(Recorded information Opens)

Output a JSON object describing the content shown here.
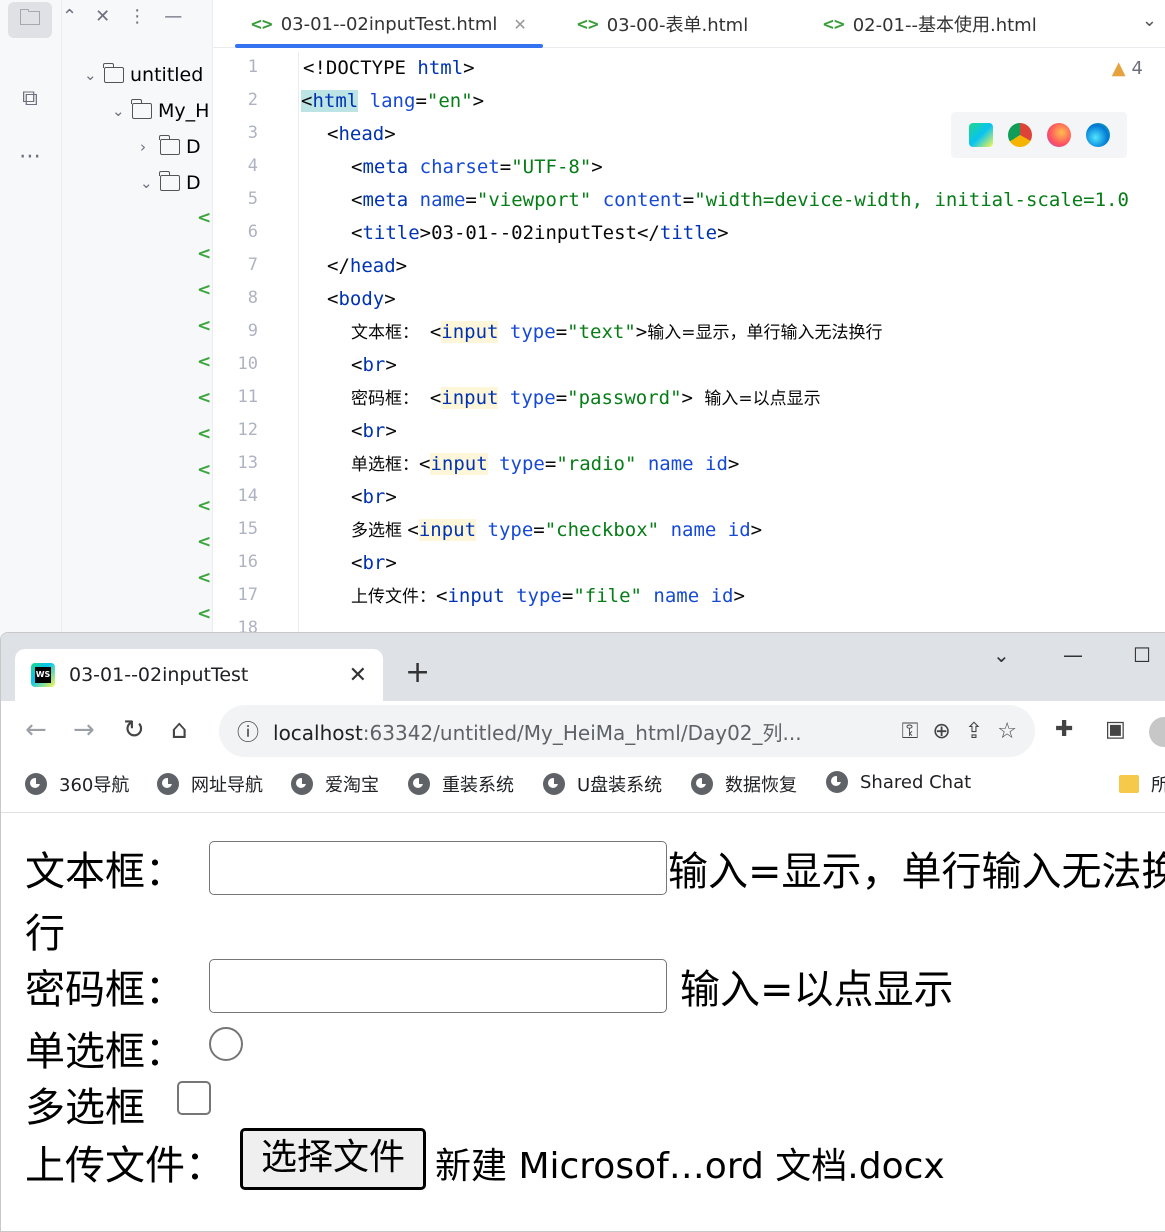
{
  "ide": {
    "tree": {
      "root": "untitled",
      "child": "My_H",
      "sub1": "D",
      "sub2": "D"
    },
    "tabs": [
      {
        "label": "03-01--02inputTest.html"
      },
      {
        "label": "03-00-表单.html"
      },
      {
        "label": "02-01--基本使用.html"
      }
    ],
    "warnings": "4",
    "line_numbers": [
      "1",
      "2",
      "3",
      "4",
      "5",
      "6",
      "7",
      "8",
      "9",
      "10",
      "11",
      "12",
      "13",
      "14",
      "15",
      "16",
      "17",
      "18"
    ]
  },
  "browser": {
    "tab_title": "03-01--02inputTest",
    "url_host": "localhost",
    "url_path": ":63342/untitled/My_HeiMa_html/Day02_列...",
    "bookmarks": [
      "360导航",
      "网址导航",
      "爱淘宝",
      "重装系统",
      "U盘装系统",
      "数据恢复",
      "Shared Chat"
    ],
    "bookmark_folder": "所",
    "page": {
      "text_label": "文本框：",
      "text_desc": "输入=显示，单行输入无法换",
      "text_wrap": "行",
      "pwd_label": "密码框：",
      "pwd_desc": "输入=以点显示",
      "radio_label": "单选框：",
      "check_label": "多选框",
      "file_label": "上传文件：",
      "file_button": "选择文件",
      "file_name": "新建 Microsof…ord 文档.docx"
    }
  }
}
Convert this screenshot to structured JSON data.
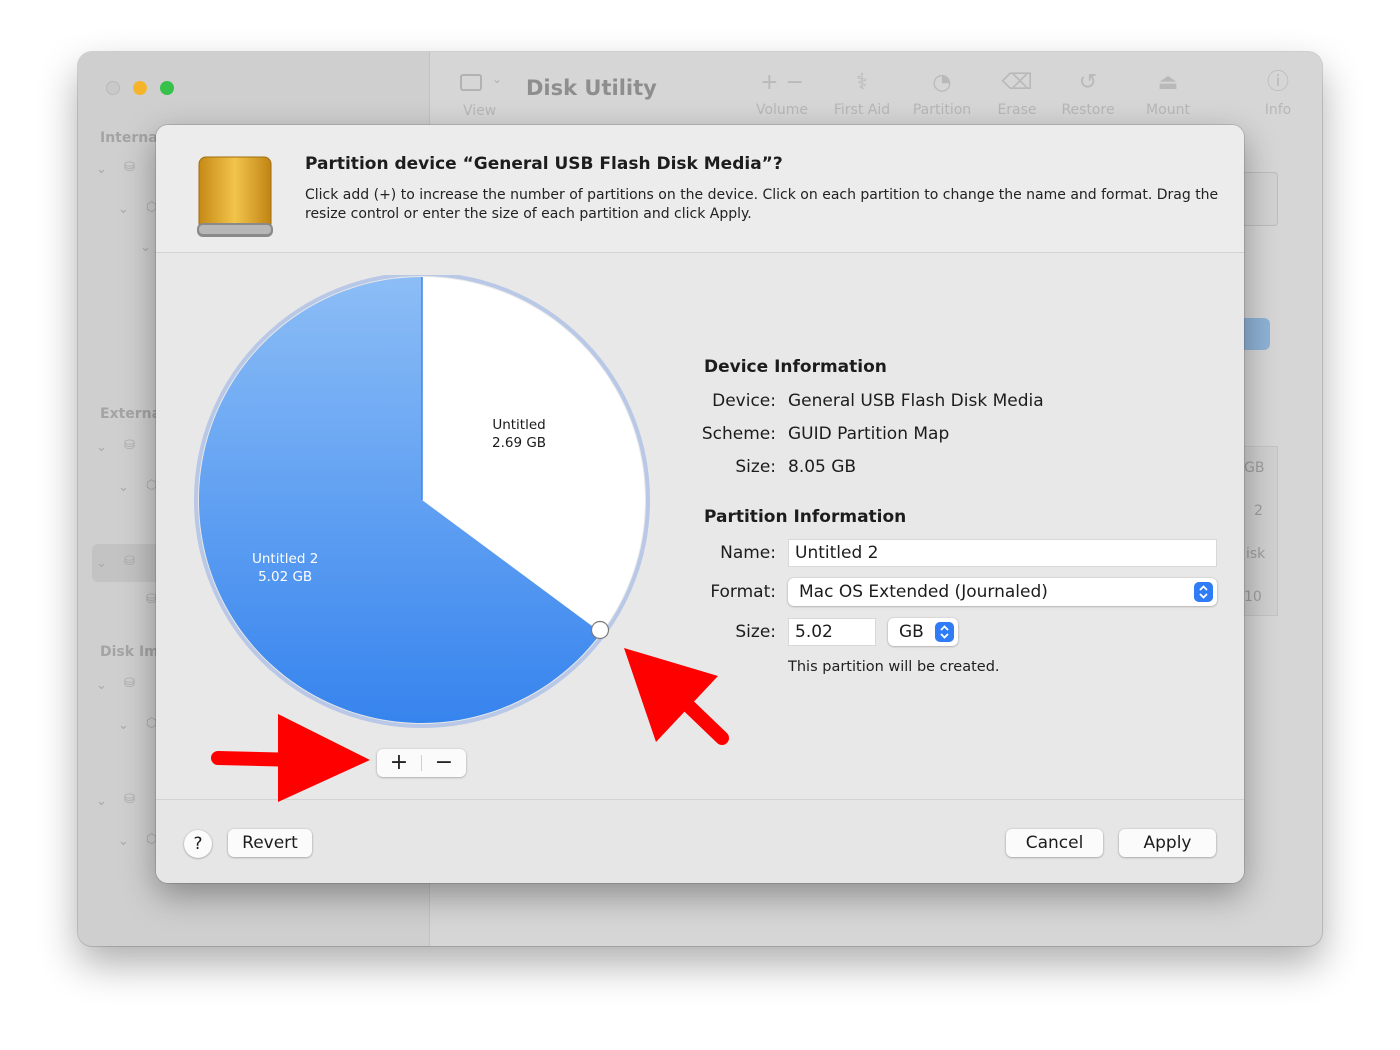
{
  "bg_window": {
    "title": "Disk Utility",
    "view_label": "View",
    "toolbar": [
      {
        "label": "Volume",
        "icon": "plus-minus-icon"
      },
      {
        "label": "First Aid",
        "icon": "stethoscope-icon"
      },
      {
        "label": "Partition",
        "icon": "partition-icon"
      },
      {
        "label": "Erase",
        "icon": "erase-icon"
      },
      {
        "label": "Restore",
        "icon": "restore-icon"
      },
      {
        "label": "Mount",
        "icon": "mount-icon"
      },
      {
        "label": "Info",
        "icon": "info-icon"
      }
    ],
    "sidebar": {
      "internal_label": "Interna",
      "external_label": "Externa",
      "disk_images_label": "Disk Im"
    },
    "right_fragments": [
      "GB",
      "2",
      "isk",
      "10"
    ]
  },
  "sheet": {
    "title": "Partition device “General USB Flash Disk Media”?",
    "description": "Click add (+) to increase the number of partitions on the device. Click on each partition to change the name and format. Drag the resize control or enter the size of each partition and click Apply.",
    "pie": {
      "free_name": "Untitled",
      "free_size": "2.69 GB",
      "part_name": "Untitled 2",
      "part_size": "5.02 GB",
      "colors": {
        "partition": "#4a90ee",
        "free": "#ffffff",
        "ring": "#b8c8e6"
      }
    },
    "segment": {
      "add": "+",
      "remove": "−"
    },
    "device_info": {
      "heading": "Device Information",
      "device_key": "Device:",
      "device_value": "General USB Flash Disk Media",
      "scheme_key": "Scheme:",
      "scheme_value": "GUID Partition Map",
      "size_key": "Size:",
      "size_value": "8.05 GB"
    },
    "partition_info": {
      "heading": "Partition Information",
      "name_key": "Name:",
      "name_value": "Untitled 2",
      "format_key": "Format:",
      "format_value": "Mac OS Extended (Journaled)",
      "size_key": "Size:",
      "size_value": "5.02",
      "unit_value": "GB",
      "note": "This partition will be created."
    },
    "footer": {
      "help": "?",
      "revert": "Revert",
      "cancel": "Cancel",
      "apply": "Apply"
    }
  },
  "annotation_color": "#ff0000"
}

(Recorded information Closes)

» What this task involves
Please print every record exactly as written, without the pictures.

» Response below
Output a JSON object describing the content shown here.
{
  "ide": {
    "tree": {
      "root": "untitled",
      "child": "My_H",
      "sub1": "D",
      "sub2": "D"
    },
    "tabs": [
      {
        "label": "03-01--02inputTest.html"
      },
      {
        "label": "03-00-表单.html"
      },
      {
        "label": "02-01--基本使用.html"
      }
    ],
    "warnings": "4",
    "line_numbers": [
      "1",
      "2",
      "3",
      "4",
      "5",
      "6",
      "7",
      "8",
      "9",
      "10",
      "11",
      "12",
      "13",
      "14",
      "15",
      "16",
      "17",
      "18"
    ]
  },
  "browser": {
    "tab_title": "03-01--02inputTest",
    "url_host": "localhost",
    "url_path": ":63342/untitled/My_HeiMa_html/Day02_列...",
    "bookmarks": [
      "360导航",
      "网址导航",
      "爱淘宝",
      "重装系统",
      "U盘装系统",
      "数据恢复",
      "Shared Chat"
    ],
    "bookmark_folder": "所",
    "page": {
      "text_label": "文本框：",
      "text_desc": "输入=显示，单行输入无法换",
      "text_wrap": "行",
      "pwd_label": "密码框：",
      "pwd_desc": "输入=以点显示",
      "radio_label": "单选框：",
      "check_label": "多选框",
      "file_label": "上传文件：",
      "file_button": "选择文件",
      "file_name": "新建 Microsof…ord 文档.docx"
    }
  }
}
Convert this screenshot to structured JSON data.
{
  "bg_window": {
    "title": "Disk Utility",
    "view_label": "View",
    "toolbar": [
      {
        "label": "Volume",
        "icon": "plus-minus-icon"
      },
      {
        "label": "First Aid",
        "icon": "stethoscope-icon"
      },
      {
        "label": "Partition",
        "icon": "partition-icon"
      },
      {
        "label": "Erase",
        "icon": "erase-icon"
      },
      {
        "label": "Restore",
        "icon": "restore-icon"
      },
      {
        "label": "Mount",
        "icon": "mount-icon"
      },
      {
        "label": "Info",
        "icon": "info-icon"
      }
    ],
    "sidebar": {
      "internal_label": "Interna",
      "external_label": "Externa",
      "disk_images_label": "Disk Im"
    },
    "right_fragments": [
      "GB",
      "2",
      "isk",
      "10"
    ]
  },
  "sheet": {
    "title": "Partition device “General USB Flash Disk Media”?",
    "description": "Click add (+) to increase the number of partitions on the device. Click on each partition to change the name and format. Drag the resize control or enter the size of each partition and click Apply.",
    "pie": {
      "free_name": "Untitled",
      "free_size": "2.69 GB",
      "part_name": "Untitled 2",
      "part_size": "5.02 GB",
      "colors": {
        "partition": "#4a90ee",
        "free": "#ffffff",
        "ring": "#b8c8e6"
      }
    },
    "segment": {
      "add": "+",
      "remove": "−"
    },
    "device_info": {
      "heading": "Device Information",
      "device_key": "Device:",
      "device_value": "General USB Flash Disk Media",
      "scheme_key": "Scheme:",
      "scheme_value": "GUID Partition Map",
      "size_key": "Size:",
      "size_value": "8.05 GB"
    },
    "partition_info": {
      "heading": "Partition Information",
      "name_key": "Name:",
      "name_value": "Untitled 2",
      "format_key": "Format:",
      "format_value": "Mac OS Extended (Journaled)",
      "size_key": "Size:",
      "size_value": "5.02",
      "unit_value": "GB",
      "note": "This partition will be created."
    },
    "footer": {
      "help": "?",
      "revert": "Revert",
      "cancel": "Cancel",
      "apply": "Apply"
    }
  },
  "annotation_color": "#ff0000"
}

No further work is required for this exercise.